Those who argue for the necessity of law often claim that people need the legal system to curb their baser instincts. These people define the law as a statement of acceptable behaviors within civilized society. Some believe that without this clear definition and the enumeration of consequences when acceptable behaviors are not met, society would devolve into chaos because individuals would fail to control themselves.
Litigation, then, serves as a case-by-case examination of those parameters. In a litigated court case, counselors, judges, and often jurors examine the specifics of an act to determine its acceptability. The decision made on the issue in question then becomes a precedent, or a determination on that particular behavior, to be used in the future to judge a similar behavior.
Gerald Netzky, a real estate attorney and Senior Corporate Counsel for JGK Development in Las Vegas, is a numismatic enthusiast—that is, a coin collector. Below, he offers an introduction to numismatics in the United States.

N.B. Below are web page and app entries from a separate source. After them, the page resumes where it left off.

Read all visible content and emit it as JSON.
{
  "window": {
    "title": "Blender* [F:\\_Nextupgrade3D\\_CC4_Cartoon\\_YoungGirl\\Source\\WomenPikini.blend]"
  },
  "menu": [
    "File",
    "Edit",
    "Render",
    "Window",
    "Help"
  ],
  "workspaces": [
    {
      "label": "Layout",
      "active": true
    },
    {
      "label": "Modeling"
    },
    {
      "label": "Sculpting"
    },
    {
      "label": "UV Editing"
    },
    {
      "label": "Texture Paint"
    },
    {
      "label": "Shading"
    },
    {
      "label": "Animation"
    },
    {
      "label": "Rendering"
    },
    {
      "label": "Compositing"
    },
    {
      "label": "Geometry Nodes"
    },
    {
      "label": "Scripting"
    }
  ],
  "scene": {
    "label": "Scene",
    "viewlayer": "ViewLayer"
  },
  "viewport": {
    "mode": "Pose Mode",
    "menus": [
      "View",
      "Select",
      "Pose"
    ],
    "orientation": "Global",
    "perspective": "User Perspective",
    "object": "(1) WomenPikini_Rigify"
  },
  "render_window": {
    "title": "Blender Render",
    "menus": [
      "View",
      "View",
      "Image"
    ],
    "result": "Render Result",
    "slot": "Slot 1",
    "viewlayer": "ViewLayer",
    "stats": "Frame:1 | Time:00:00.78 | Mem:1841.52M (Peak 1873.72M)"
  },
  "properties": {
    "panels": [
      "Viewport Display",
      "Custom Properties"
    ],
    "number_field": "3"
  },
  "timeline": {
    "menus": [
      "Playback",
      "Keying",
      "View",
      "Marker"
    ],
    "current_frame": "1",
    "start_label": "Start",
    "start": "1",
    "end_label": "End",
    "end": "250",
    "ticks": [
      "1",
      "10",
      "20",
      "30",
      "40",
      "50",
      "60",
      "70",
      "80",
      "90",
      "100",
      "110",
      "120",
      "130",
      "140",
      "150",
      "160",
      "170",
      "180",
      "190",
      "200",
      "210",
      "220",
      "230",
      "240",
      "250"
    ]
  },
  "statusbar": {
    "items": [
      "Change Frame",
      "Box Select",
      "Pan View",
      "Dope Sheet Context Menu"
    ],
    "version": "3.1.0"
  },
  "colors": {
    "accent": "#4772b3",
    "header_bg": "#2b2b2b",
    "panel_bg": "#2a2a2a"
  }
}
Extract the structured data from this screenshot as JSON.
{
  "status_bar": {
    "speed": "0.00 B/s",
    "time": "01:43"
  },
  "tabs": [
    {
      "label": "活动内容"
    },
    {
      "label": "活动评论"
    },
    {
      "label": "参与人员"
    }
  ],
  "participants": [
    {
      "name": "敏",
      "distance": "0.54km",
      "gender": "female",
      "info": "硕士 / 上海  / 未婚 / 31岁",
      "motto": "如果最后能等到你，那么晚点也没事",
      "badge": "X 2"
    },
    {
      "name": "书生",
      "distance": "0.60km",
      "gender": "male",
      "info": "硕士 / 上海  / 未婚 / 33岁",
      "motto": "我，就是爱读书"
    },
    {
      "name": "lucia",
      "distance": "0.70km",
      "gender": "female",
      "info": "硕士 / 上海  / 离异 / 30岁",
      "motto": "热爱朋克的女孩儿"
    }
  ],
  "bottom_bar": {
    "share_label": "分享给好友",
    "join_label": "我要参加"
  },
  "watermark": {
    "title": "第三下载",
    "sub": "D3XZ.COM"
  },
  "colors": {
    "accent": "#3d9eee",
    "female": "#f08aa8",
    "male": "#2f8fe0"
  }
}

Beyond mere collectable objects, coins can offer a wealth of information about the era, region, and cultures that produced them. Academics have relied on coins to increase their understanding of commerce, politics, and societal advancements throughout the last 2,500 years of human history.
Coin collecting in the United States began with the opening of the U.S. Mint in Philadelphia, Pennsylvania, in 1792. At first, the mint produced only 2 coins: a half penny and a large cent (named such because it is larger than even today’s quarter). The largest denomination coin the U.S. government has ever struck is the $50 gold piece, minted once during the California Gold Rush and again for the Panama-Pacific International Exposition in 1915. The most-collected American coins of all time are the Statehood Quarters, a series of 50 quarters with specially designed backs that honor the heritage of each state, released over the course of 10 years.
To learn more about coin collecting, I recommend visiting American Numismatics Society at numismatics.org and The American Numismatics Association at www.money.org.